There’s a lot of misinformation about prenatal nutrition, especially when it comes to real food for pregnancy.
- Limit your egg consumption because they’re high in cholesterol
- Avoid liver because it’s too high in vitamin A
- Take extra folic acid! (this part’s complex, so please keep reading for the full scoop)
- Eat lean protein
- You must eat plenty of carbohydrates for the baby
If you’re into traditional, real foods, you might already know why I disagree with the above. But, even with my expertise, recommending anything but the norm when it comes to prenatal nutrition is a slippery slope.
I recently had the pleasure of being interviewed by fellow real food dietitian (and yoga teacher), Frances Arnold, to explain my stance prenatal nutrition. Both her and I have a long history of working clinically with pregnant women and we share some frustrations about the conventional nutrition advice that expecting moms often receive.

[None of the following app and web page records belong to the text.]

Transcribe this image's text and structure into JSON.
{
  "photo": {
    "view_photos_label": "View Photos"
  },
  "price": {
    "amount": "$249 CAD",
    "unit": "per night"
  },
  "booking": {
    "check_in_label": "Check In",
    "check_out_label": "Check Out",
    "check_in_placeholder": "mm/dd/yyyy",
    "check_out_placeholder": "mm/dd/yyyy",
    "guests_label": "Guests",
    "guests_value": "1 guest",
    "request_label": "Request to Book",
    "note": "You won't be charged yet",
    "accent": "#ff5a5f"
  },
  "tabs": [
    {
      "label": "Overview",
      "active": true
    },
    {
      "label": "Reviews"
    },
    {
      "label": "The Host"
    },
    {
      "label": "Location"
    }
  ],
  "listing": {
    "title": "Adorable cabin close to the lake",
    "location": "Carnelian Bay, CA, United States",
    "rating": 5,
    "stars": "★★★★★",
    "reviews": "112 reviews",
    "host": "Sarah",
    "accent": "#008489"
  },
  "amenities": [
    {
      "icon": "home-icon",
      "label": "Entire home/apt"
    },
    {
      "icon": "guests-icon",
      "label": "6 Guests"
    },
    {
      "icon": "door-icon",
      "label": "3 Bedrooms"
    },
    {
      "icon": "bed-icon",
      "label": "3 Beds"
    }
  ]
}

Frances and I dig into the details, the research, and the controversy on real food for pregnancy in this podcast. We cover the most important steps a woman can take before becoming pregnant and during pregnancy to ensure she has the healthiest baby ever.

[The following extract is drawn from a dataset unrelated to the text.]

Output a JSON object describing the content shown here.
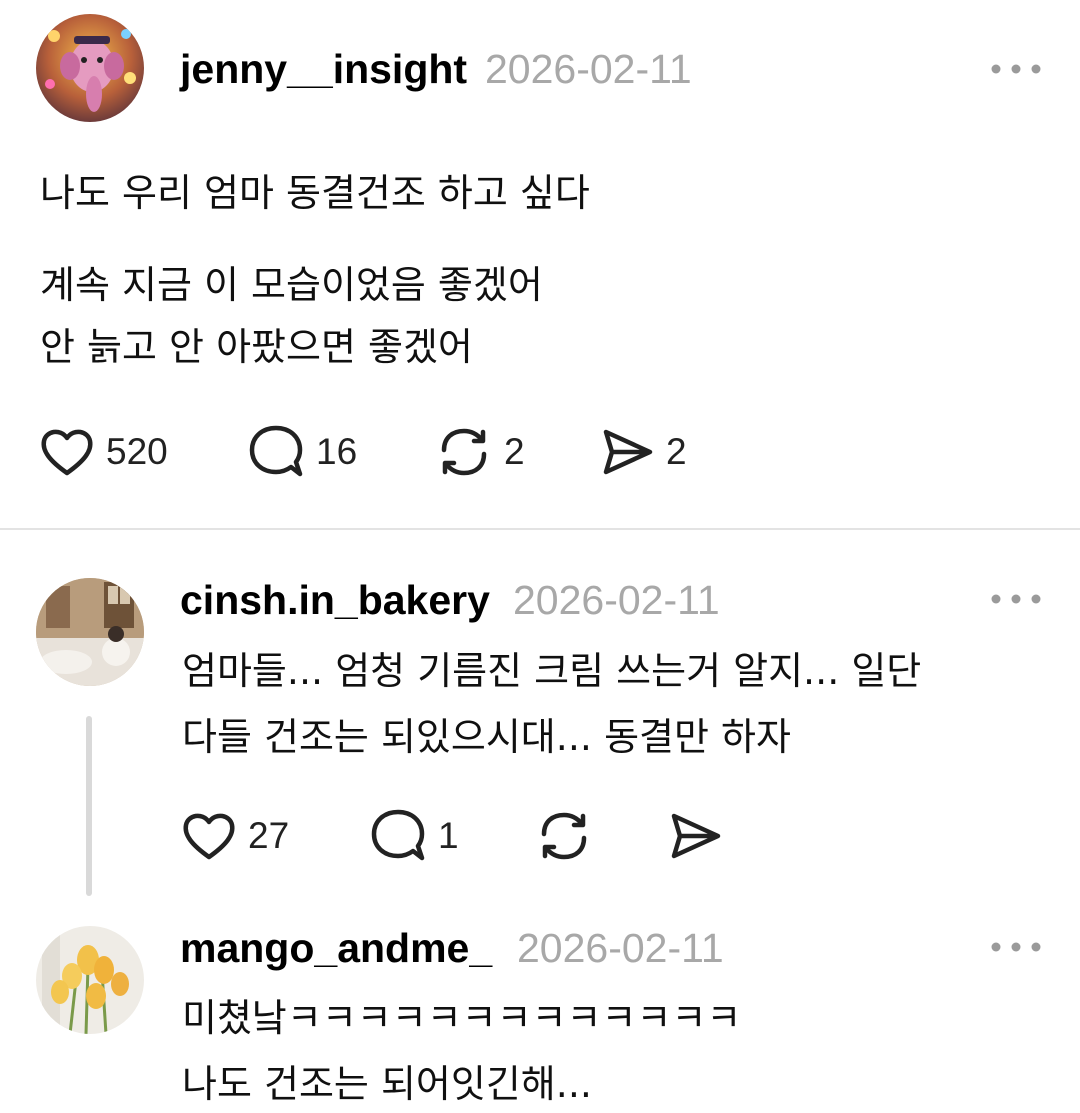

Some of the prenatal nutrition pearls of wisdom we discuss:
- Why all pregnant women should have their vitamin D levels tested (what blood test to ask for and how to correct deficiency if you have it)

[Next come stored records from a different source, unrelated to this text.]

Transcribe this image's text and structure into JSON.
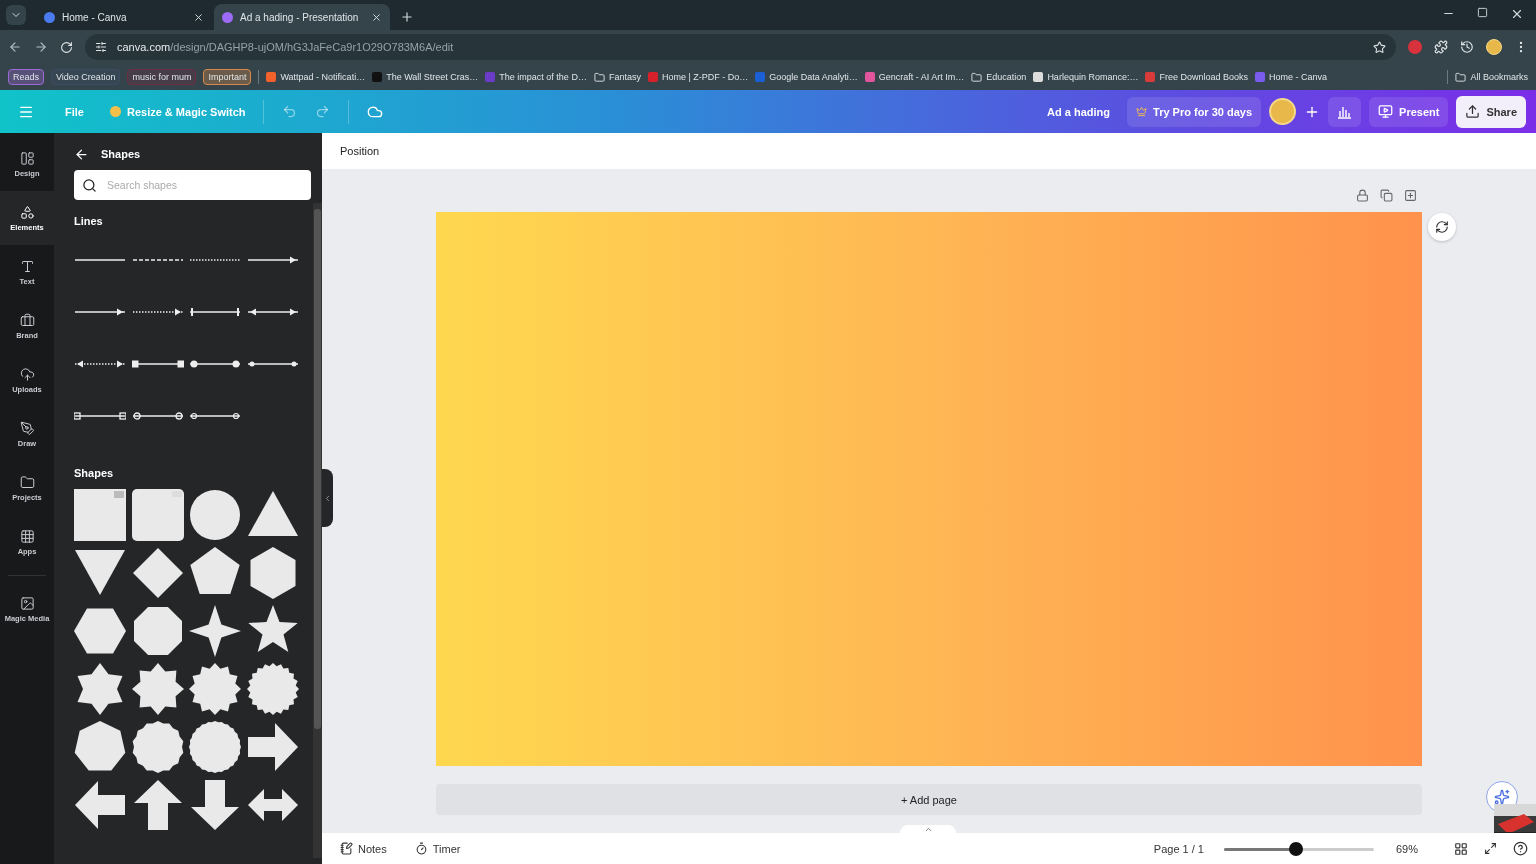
{
  "browser": {
    "tabs": [
      {
        "title": "Home - Canva",
        "selected": false
      },
      {
        "title": "Ad a hading - Presentation",
        "selected": true
      }
    ],
    "url": {
      "domain": "canva.com",
      "path": "/design/DAGHP8-ujOM/hG3JaFeCa9r1O29O783M6A/edit"
    },
    "bookmarks": [
      {
        "label": "Reads",
        "kind": "chip",
        "color": "#9b6ad6"
      },
      {
        "label": "Video Creation",
        "kind": "chip",
        "color": "#3d4a63"
      },
      {
        "label": "music for mum",
        "kind": "chip",
        "color": "#6b2f45"
      },
      {
        "label": "Important",
        "kind": "chip",
        "color": "#d98a4a"
      },
      {
        "label": "Wattpad - Notificati…",
        "kind": "link",
        "color": "#f2602b"
      },
      {
        "label": "The Wall Street Cras…",
        "kind": "link",
        "color": "#111111"
      },
      {
        "label": "The impact of the D…",
        "kind": "link",
        "color": "#6a3cc7"
      },
      {
        "label": "Fantasy",
        "kind": "folder"
      },
      {
        "label": "Home | Z-PDF - Do…",
        "kind": "link",
        "color": "#d8202a"
      },
      {
        "label": "Google Data Analyti…",
        "kind": "link",
        "color": "#1a5fd6"
      },
      {
        "label": "Gencraft - AI Art Im…",
        "kind": "link",
        "color": "#e0559b"
      },
      {
        "label": "Education",
        "kind": "folder"
      },
      {
        "label": "Harlequin Romance:…",
        "kind": "link",
        "color": "#dddddd"
      },
      {
        "label": "Free Download Books",
        "kind": "link",
        "color": "#d93a3a"
      },
      {
        "label": "Home - Canva",
        "kind": "link",
        "color": "#7b5cf0"
      }
    ],
    "all_bookmarks": "All Bookmarks"
  },
  "header": {
    "file": "File",
    "resize": "Resize & Magic Switch",
    "title": "Ad a hading",
    "pro": "Try Pro for 30 days",
    "present": "Present",
    "share": "Share"
  },
  "rail": [
    {
      "label": "Design",
      "selected": false
    },
    {
      "label": "Elements",
      "selected": true
    },
    {
      "label": "Text",
      "selected": false
    },
    {
      "label": "Brand",
      "selected": false
    },
    {
      "label": "Uploads",
      "selected": false
    },
    {
      "label": "Draw",
      "selected": false
    },
    {
      "label": "Projects",
      "selected": false
    },
    {
      "label": "Apps",
      "selected": false
    },
    {
      "label": "Magic Media",
      "selected": false
    }
  ],
  "panel": {
    "title": "Shapes",
    "search": {
      "placeholder": "Search shapes"
    },
    "lines_heading": "Lines",
    "shapes_heading": "Shapes"
  },
  "toolbar": {
    "label": "Position"
  },
  "add_page": "+ Add page",
  "footer": {
    "notes": "Notes",
    "timer": "Timer",
    "page": "Page 1 / 1",
    "zoom": {
      "level": 0.48,
      "reading": "69%"
    }
  }
}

- The top three things women trying to conceive should pay attention to before becoming pregnant
- What nutrients are critical, both before and during pregnancy
- Why decreasing inflammation is so important while pregnant (and how to do it)
- What foods can promote pre-eclampsia, premature delivery and other complications (you’ll be shocked by this one, because you probably purposefully eat these everyday)
- Why I support an omnivorous diet for pregnant women
- How the standard carbohydrate recommendations for pregnancy were determined and why I disagree with them (there’s a whole chapter on this in Real Food for Gestational Diabetes where I explore the safety of low carbohydrate diets and ketosis in pregnancy)
- The simple way to tell if you’re eating too many carbohydrates (aside from checking your blood sugar levels)
- Why liver is an incredible superfood that you should most definitely eat during pregnancy
- Why sourcing grass-fed beef is so important. I already explored 7 reasons grass-fed beef is worth the money in more detail here, but I highlight it’s role in pregnancy nutrition in the interview.
- How too much lean protein in pregnancy can be toxic (it still shocks me that no one talks about this, but I guess I’ll be the first to poke evidence-based holes in this faulty logic)
- Why pregnant women cannot get the right form of omega-3s called DHA from plant foods (like chia seeds, flaxseeds, or walnuts)
- The only non-animal source of DHA
- If you’re having regular food cravings, why you are probably eating too much of one nutrient, and not enough of something else (I also explore food cravings/food addiction in this post)
- How what a mom eats during pregnancy can permanently change the health of her baby
Of course, this reveals a small portion of the prenatal nutrition enigma. I explore these topics and more (in excruciating detail) with all the scientific evidence to back my stance in my book, Real Food for Gestational Diabetes.
If you liked this interview on real food for pregnancy, sign up to receive a copy of my FREE prenatal snacks ebook below.
Now I’d like to hear from you. Tell me in the comments below:
What was the most shocking piece of unconventional prenatal nutrition advice you learned in this interview?
Until next week,
PS – I misspoke at one point in this interview – Pregnant women need more than 2 eggs per day to meet their choline needs (more like 3-4, although that depends on the size of the egg). It’ll also depend on the remaining choline content of a woman’s diet.
PPS – Please share this critical information with any expecting moms you know! You’ll be doing your part to protect the health of the next generation. 🙂 If you have or know someone who has gestational diabetes, consider listening to these interviews I’ve done on the topic (here, here, and here).